Book Review of Condemned as a Nihilist
By Kaitland Conley — July 18, 2009
Condemned as a Nihilist is the exciting story of Godfrey Bullen. At sixteen years old, the fun is only beginning for this young boy at the school he attends in London, England. But when, at the end of the school year, his father informs him that he would like Godfrey to travel to St. Petersburg, Russia, he looks on it as quite an adventure to be had.
Godfrey Bullen was born in Russia, given that his father had once been head of the Russian branch of business for the London firm he worked with. He had lived there for ten years, so it was not as if he was going to a completely strange place. After learning of this news, he took the next two months to brush up on his Russian, spend time with his family, and work on his penmanship. At the advice of his father, he determined to stay out of any form of Russian politics.

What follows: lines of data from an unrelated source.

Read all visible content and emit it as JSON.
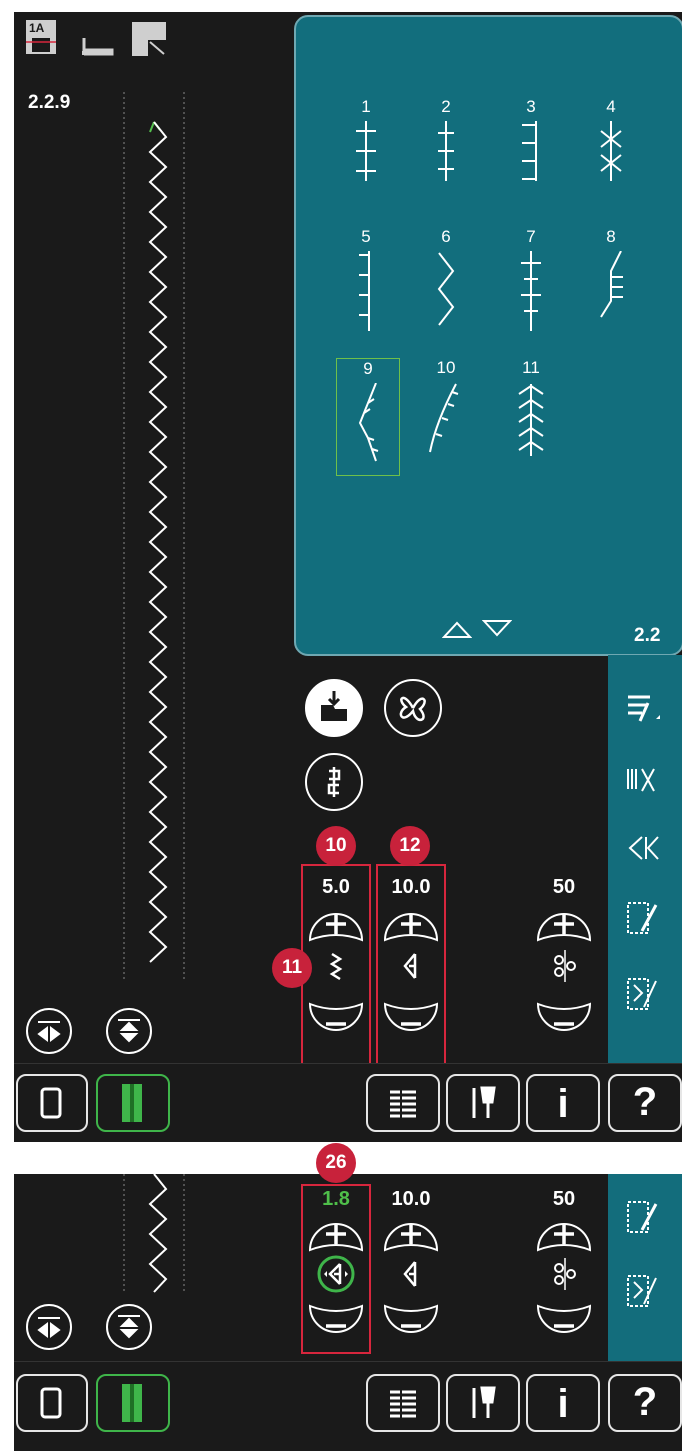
{
  "screen1": {
    "foot_label": "1A",
    "stitch_id": "2.2.9",
    "page_label": "2.2",
    "stitches": [
      {
        "num": "1"
      },
      {
        "num": "2"
      },
      {
        "num": "3"
      },
      {
        "num": "4"
      },
      {
        "num": "5"
      },
      {
        "num": "6"
      },
      {
        "num": "7"
      },
      {
        "num": "8"
      },
      {
        "num": "9"
      },
      {
        "num": "10"
      },
      {
        "num": "11"
      }
    ],
    "selected_stitch": "9",
    "param_width": "5.0",
    "param_density": "10.0",
    "param_tension": "50",
    "badges": {
      "b10": "10",
      "b11": "11",
      "b12": "12"
    },
    "help_label": "?",
    "info_label": "i"
  },
  "screen2": {
    "badge": "26",
    "param_width": "1.8",
    "param_density": "10.0",
    "param_tension": "50",
    "help_label": "?",
    "info_label": "i"
  },
  "colors": {
    "accent_green": "#3fb54a",
    "highlight": "#d7263d",
    "teal": "#126e7d"
  }
}
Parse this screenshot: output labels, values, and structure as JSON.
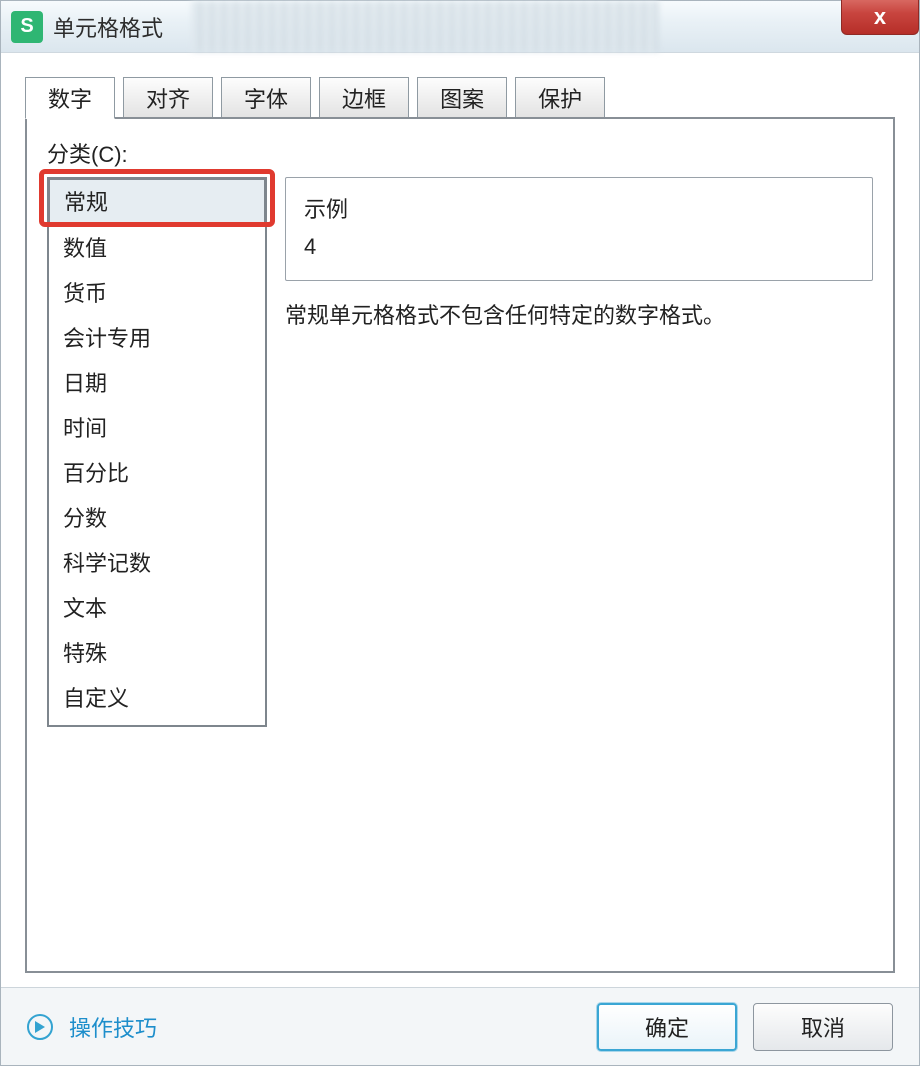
{
  "title": "单元格格式",
  "app_icon_letter": "S",
  "close_hint": "x",
  "tabs": [
    {
      "label": "数字"
    },
    {
      "label": "对齐"
    },
    {
      "label": "字体"
    },
    {
      "label": "边框"
    },
    {
      "label": "图案"
    },
    {
      "label": "保护"
    }
  ],
  "category_label": "分类(C):",
  "categories": [
    "常规",
    "数值",
    "货币",
    "会计专用",
    "日期",
    "时间",
    "百分比",
    "分数",
    "科学记数",
    "文本",
    "特殊",
    "自定义"
  ],
  "sample_title": "示例",
  "sample_value": "4",
  "description": "常规单元格格式不包含任何特定的数字格式。",
  "tips_link": "操作技巧",
  "buttons": {
    "ok": "确定",
    "cancel": "取消"
  }
}
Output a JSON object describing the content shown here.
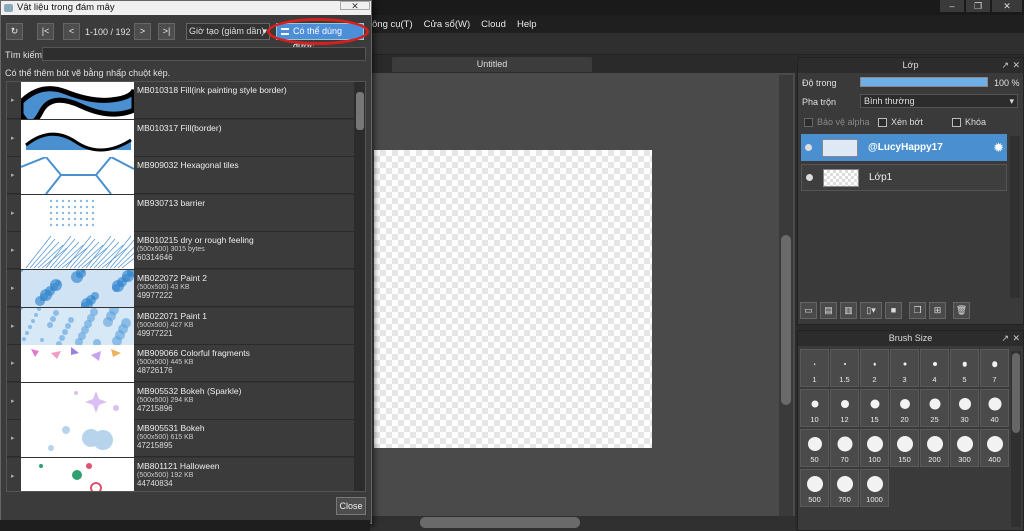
{
  "menubar": {
    "items": [
      "ông cụ(T)",
      "Cửa sổ(W)",
      "Cloud",
      "Help"
    ]
  },
  "window_controls": {
    "minimize": "–",
    "restore": "❐",
    "close": "✕"
  },
  "canvas": {
    "tab_title": "Untitled"
  },
  "layer_panel": {
    "title": "Lớp",
    "opacity_label": "Độ trong",
    "opacity_value": "100 %",
    "opacity_fraction": 1.0,
    "blend_label": "Pha trộn",
    "blend_value": "Bình thường",
    "checkboxes": [
      "Bảo vệ alpha",
      "Xén bớt",
      "Khóa"
    ],
    "layers": [
      {
        "name": "@LucyHappy17",
        "selected": true
      },
      {
        "name": "Lớp1",
        "selected": false
      }
    ],
    "tool_icons": [
      "new-layer-icon",
      "new-layer-2-icon",
      "new-layer-3-icon",
      "add-layer-menu-icon",
      "folder-icon",
      "duplicate-icon",
      "merge-icon",
      "delete-icon"
    ]
  },
  "brush_panel": {
    "title": "Brush Size",
    "sizes": [
      "1",
      "1.5",
      "2",
      "3",
      "4",
      "5",
      "7",
      "10",
      "12",
      "15",
      "20",
      "25",
      "30",
      "40",
      "50",
      "70",
      "100",
      "150",
      "200",
      "300",
      "400",
      "500",
      "700",
      "1000"
    ]
  },
  "dialog": {
    "title": "Vật liệu trong đám mây",
    "close_x": "✕",
    "page_info": "1-100 / 192",
    "sort_value": "Giờ tạo (giảm dần)",
    "usable_button": "Có thể dùng được",
    "search_label": "Tìm kiếm:",
    "search_value": "",
    "hint": "Có thể thêm bút vẽ bằng nhấp chuột kép.",
    "close_button": "Close",
    "materials": [
      {
        "name": "MB010318 Fill(ink painting style border)",
        "size": "",
        "id": "",
        "thumb": "ink-wave"
      },
      {
        "name": "MB010317 Fill(border)",
        "size": "",
        "id": "",
        "thumb": "border-wave"
      },
      {
        "name": "MB909032 Hexagonal tiles",
        "size": "",
        "id": "",
        "thumb": "hex"
      },
      {
        "name": "MB930713 barrier",
        "size": "",
        "id": "",
        "thumb": "barrier"
      },
      {
        "name": "MB010215 dry or rough feeling",
        "size": "(500x500) 3015 bytes",
        "id": "60314646",
        "thumb": "rough"
      },
      {
        "name": "MB022072 Paint 2",
        "size": "(500x500) 43 KB",
        "id": "49977222",
        "thumb": "paint2"
      },
      {
        "name": "MB022071 Paint 1",
        "size": "(500x500) 427 KB",
        "id": "49977221",
        "thumb": "paint1"
      },
      {
        "name": "MB909066 Colorful fragments",
        "size": "(500x500) 445 KB",
        "id": "48726176",
        "thumb": "fragments"
      },
      {
        "name": "MB905532 Bokeh (Sparkle)",
        "size": "(500x500) 294 KB",
        "id": "47215896",
        "thumb": "sparkle"
      },
      {
        "name": "MB905531 Bokeh",
        "size": "(500x500) 615 KB",
        "id": "47215895",
        "thumb": "bokeh"
      },
      {
        "name": "MB801121 Halloween",
        "size": "(500x500) 192 KB",
        "id": "44740834",
        "thumb": "halloween"
      }
    ]
  }
}
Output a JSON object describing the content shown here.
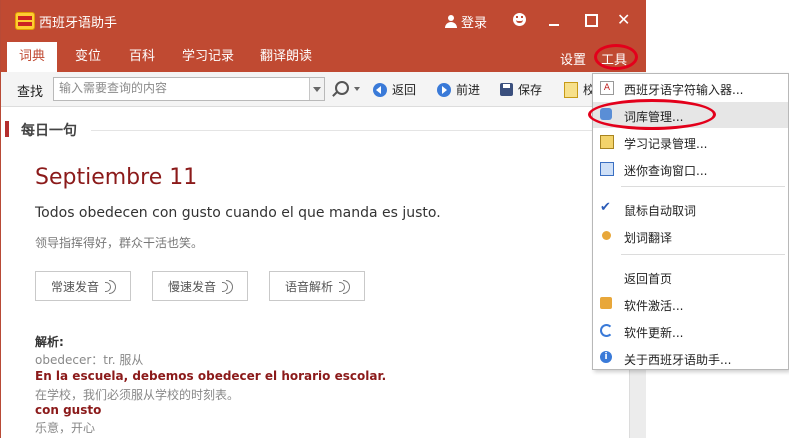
{
  "app": {
    "title": "西班牙语助手"
  },
  "titlebar": {
    "login_label": "登录",
    "close_glyph": "✕"
  },
  "tabs": [
    {
      "label": "词典",
      "active": true
    },
    {
      "label": "变位"
    },
    {
      "label": "百科"
    },
    {
      "label": "学习记录"
    },
    {
      "label": "翻译朗读"
    }
  ],
  "top_right": {
    "settings": "设置",
    "tools": "工具"
  },
  "toolbar": {
    "find_label": "查找",
    "search_placeholder": "输入需要查询的内容",
    "back": "返回",
    "forward": "前进",
    "save": "保存",
    "partial": "校"
  },
  "daily": {
    "section_title": "每日一句",
    "date": "Septiembre 11",
    "sentence_es": "Todos obedecen con gusto cuando el que manda es justo.",
    "sentence_cn": "领导指挥得好，群众干活也笑。",
    "buttons": [
      "常速发音",
      "慢速发音",
      "语音解析"
    ],
    "analysis_label": "解析:",
    "analysis": [
      {
        "text": "obedecer：tr. 服从",
        "style": "gray"
      },
      {
        "text": "En la escuela, debemos obedecer el horario escolar.",
        "style": "red"
      },
      {
        "text": "在学校，我们必须服从学校的时刻表。",
        "style": "gray"
      },
      {
        "text": "con gusto",
        "style": "red"
      },
      {
        "text": "乐意，开心",
        "style": "gray"
      }
    ]
  },
  "menu": {
    "items": [
      {
        "label": "西班牙语字符输入器...",
        "icon": "font-icon"
      },
      {
        "label": "词库管理...",
        "icon": "database-icon",
        "highlighted": true
      },
      {
        "label": "学习记录管理...",
        "icon": "clipboard-icon"
      },
      {
        "label": "迷你查询窗口...",
        "icon": "window-icon"
      },
      {
        "label": "鼠标自动取词",
        "icon": "check-icon",
        "checked": true
      },
      {
        "label": "划词翻译",
        "icon": "key-icon"
      },
      {
        "label": "返回首页",
        "icon": ""
      },
      {
        "label": "软件激活...",
        "icon": "lock-icon"
      },
      {
        "label": "软件更新...",
        "icon": "refresh-icon"
      },
      {
        "label": "关于西班牙语助手...",
        "icon": "info-icon"
      }
    ]
  },
  "colors": {
    "brand": "#c04a32",
    "accent_red": "#8b1a1a",
    "highlight_ring": "#e3001b"
  }
}
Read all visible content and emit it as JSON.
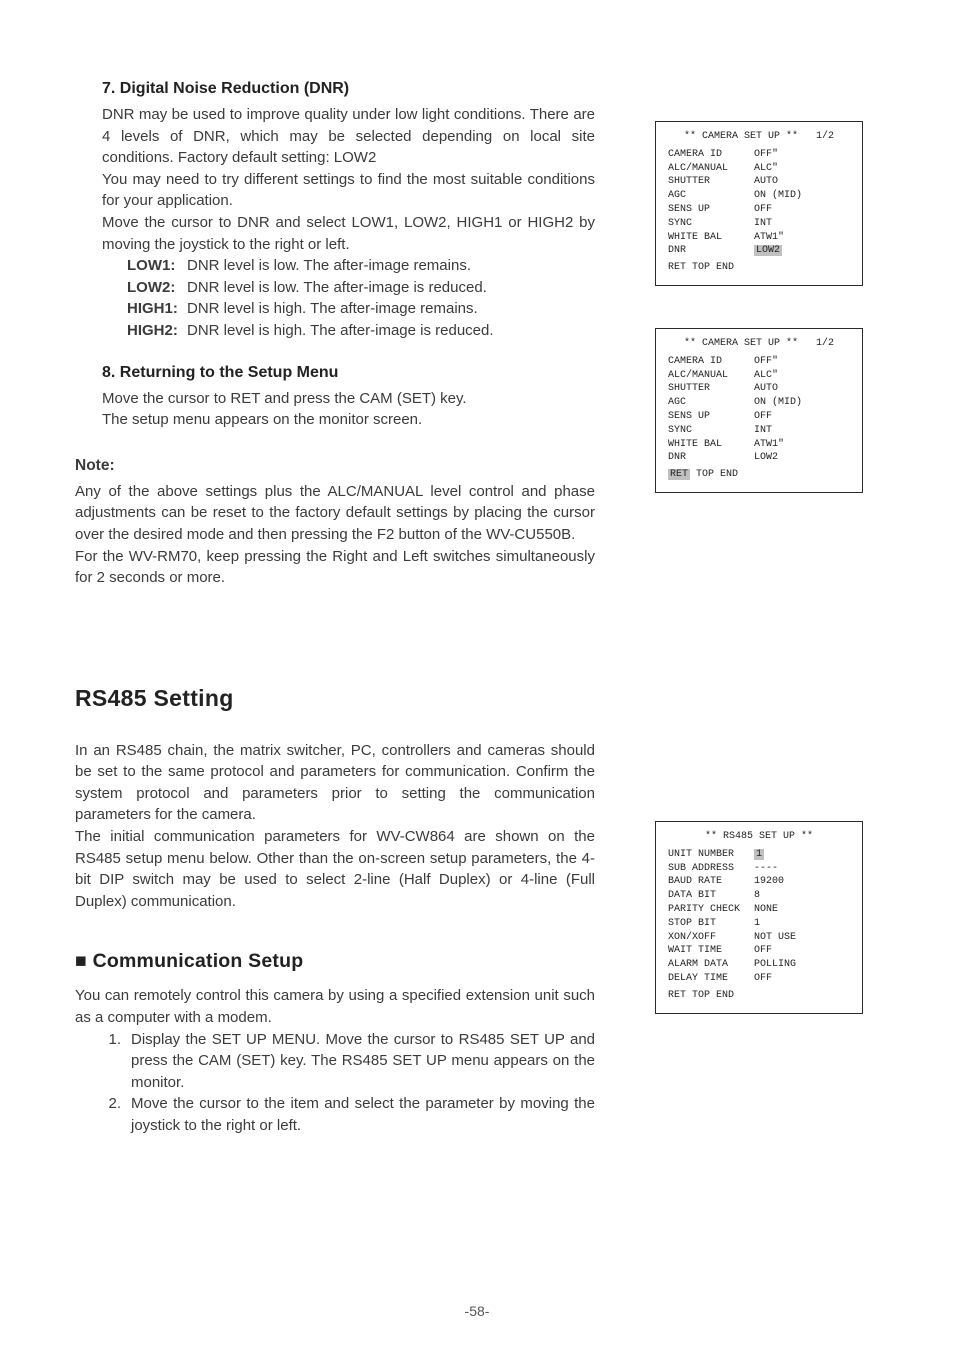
{
  "section7": {
    "num": "7.",
    "title": "Digital Noise Reduction (DNR)",
    "p1": "DNR may be used to improve quality under low light conditions. There are 4 levels of DNR, which may be selected depending on local site conditions. Factory default setting: LOW2",
    "p2": "You may need to try different settings to find the most suitable conditions for your application.",
    "p3": "Move the cursor to DNR and select LOW1, LOW2, HIGH1 or HIGH2 by moving the joystick to the right or left.",
    "items": [
      {
        "label": "LOW1:",
        "desc": "DNR level is low. The after-image remains."
      },
      {
        "label": "LOW2:",
        "desc": "DNR level is low. The after-image is reduced."
      },
      {
        "label": "HIGH1:",
        "desc": "DNR level is high. The after-image remains."
      },
      {
        "label": "HIGH2:",
        "desc": "DNR level is high. The after-image is reduced."
      }
    ]
  },
  "section8": {
    "num": "8.",
    "title": "Returning to the Setup Menu",
    "p1": "Move the cursor to RET and press the CAM (SET) key.",
    "p2": "The setup menu appears on the monitor screen."
  },
  "note": {
    "label": "Note:",
    "p1": "Any of the above settings plus the ALC/MANUAL level control and phase adjustments can be reset to the factory default settings by placing the cursor over the desired mode and then pressing the F2 button of the WV-CU550B.",
    "p2": "For the WV-RM70, keep pressing the Right and Left switches simultaneously for 2 seconds or more."
  },
  "rs485_intro": {
    "big_title": "RS485 Setting",
    "p1": "In an RS485 chain, the matrix switcher, PC, controllers and cameras should be set to the same protocol and parameters for communication. Confirm the system protocol and parameters prior to setting the communication parameters for the camera.",
    "p2": "The initial communication parameters for WV-CW864 are shown on the RS485 setup menu below. Other than the on-screen setup parameters, the 4-bit DIP switch may be used to select 2-line (Half Duplex) or 4-line (Full Duplex) communication."
  },
  "comm": {
    "title": "■ Communication Setup",
    "p1": "You can remotely control this camera by using a specified extension unit such as a computer with a modem.",
    "steps": [
      "Display the SET UP MENU. Move the cursor to RS485 SET UP and press the CAM (SET) key. The RS485 SET UP menu appears on the monitor.",
      "Move the cursor to the item and select the parameter by moving the joystick to the right or left."
    ]
  },
  "screen1": {
    "title": "** CAMERA SET UP **   1/2",
    "rows": [
      [
        "CAMERA ID",
        "OFF\""
      ],
      [
        "ALC/MANUAL",
        "ALC\""
      ],
      [
        "SHUTTER",
        "AUTO"
      ],
      [
        "AGC",
        "ON (MID)"
      ],
      [
        "SENS UP",
        "OFF"
      ],
      [
        "SYNC",
        "INT"
      ],
      [
        "WHITE BAL",
        "ATW1\""
      ],
      [
        "DNR",
        "LOW2"
      ]
    ],
    "hl_row": 7,
    "foot_left": "RET  TOP  END",
    "foot_right": ""
  },
  "screen2": {
    "title": "** CAMERA SET UP **   1/2",
    "rows": [
      [
        "CAMERA ID",
        "OFF\""
      ],
      [
        "ALC/MANUAL",
        "ALC\""
      ],
      [
        "SHUTTER",
        "AUTO"
      ],
      [
        "AGC",
        "ON (MID)"
      ],
      [
        "SENS UP",
        "OFF"
      ],
      [
        "SYNC",
        "INT"
      ],
      [
        "WHITE BAL",
        "ATW1\""
      ],
      [
        "DNR",
        "LOW2"
      ]
    ],
    "hl_row": -1,
    "foot_hl": "RET",
    "foot_rest": "  TOP  END"
  },
  "screen3": {
    "title": "** RS485 SET UP **",
    "rows": [
      [
        "UNIT NUMBER",
        "1"
      ],
      [
        "SUB ADDRESS",
        "----"
      ],
      [
        "BAUD RATE",
        "19200"
      ],
      [
        "DATA BIT",
        "8"
      ],
      [
        "PARITY CHECK",
        "NONE"
      ],
      [
        "STOP BIT",
        "1"
      ],
      [
        "XON/XOFF",
        "NOT USE"
      ],
      [
        "WAIT TIME",
        "OFF"
      ],
      [
        "ALARM DATA",
        "POLLING"
      ],
      [
        "DELAY TIME",
        "OFF"
      ]
    ],
    "hl_row": 0,
    "foot_left": "RET  TOP  END"
  },
  "page_number": "-58-"
}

The trip was uneventful, and upon arrival he hired a sled and went immediately to the home of his host, his father's business associate. Falling into a daily routine, he occasionally ate dinner with his host and his host's wife, and intermittently dined out, while going out to explore the city often during the day. Using the letters of introduction given him by his father, he was soon accepted as a friend in many of the Russian families. Two friends he saw often were Akim Soushiloff and Petroff Stepanoff, young students living together on their own, and who also introduced him to the young lady who would change his life forever.
Deciding to go out one night to a masked opera, he was asked by a young lady known to him simply as Katia, for aid in removing a couple from an embarrassing situation. Taking it all in good fun, and thinking it was some sort of a joke, he played along, only to walk into the arms of the secret police. Finding out that he had aided in the escape of a dangerous political prisoner, he was fortunately able to pull himself out of the scrape he had gotten himself into. After being arrested once again, he was convicted and sent to Siberia.
After the very long journey, he met up again with a friend of Akim and Petroff that had been arrested as well, Alexis Stumpoff. Together they made the first of Godfrey's attempts at escape. Running into difficulties, however, Alexis had to stay with the wandering nomads they had been living with at the time. Not being able to face the dangers of escape alone, Godfrey gave himself up as a vagabond, much less harmful in those days in Russia.
In prison he made a few friends, at one point risking his life to save one of his friends', and another standing up for one of his close friends, Luka. After befriending Luka, as he learned Luka's native language of the Tartars, he decides that if he's going to escape he wants to do it with Luka. Being warned for the second time that it was impossible, Godfrey and Luka set out for the wilds of Siberia. With a little bit of common sense and whole lot of courage, they eventually make it out of Siberia, into Norway, and eventually back to England. While he may not have accomplished much in the world of business, he did much toward proving himself a man, learning the ways of nature, and showing that nothing is impossible.
Condemned as a Nihilist is a well written and thoroughly enjoyable adventure, and another great book by G.A. Henty. I would definitely recommend it to anyone who loves action-adventure, wants a book highlighting the positive morals of courage, perseverance, and loyalty, or just enjoys reading about the Russian Revolution.
— Kaitland Conley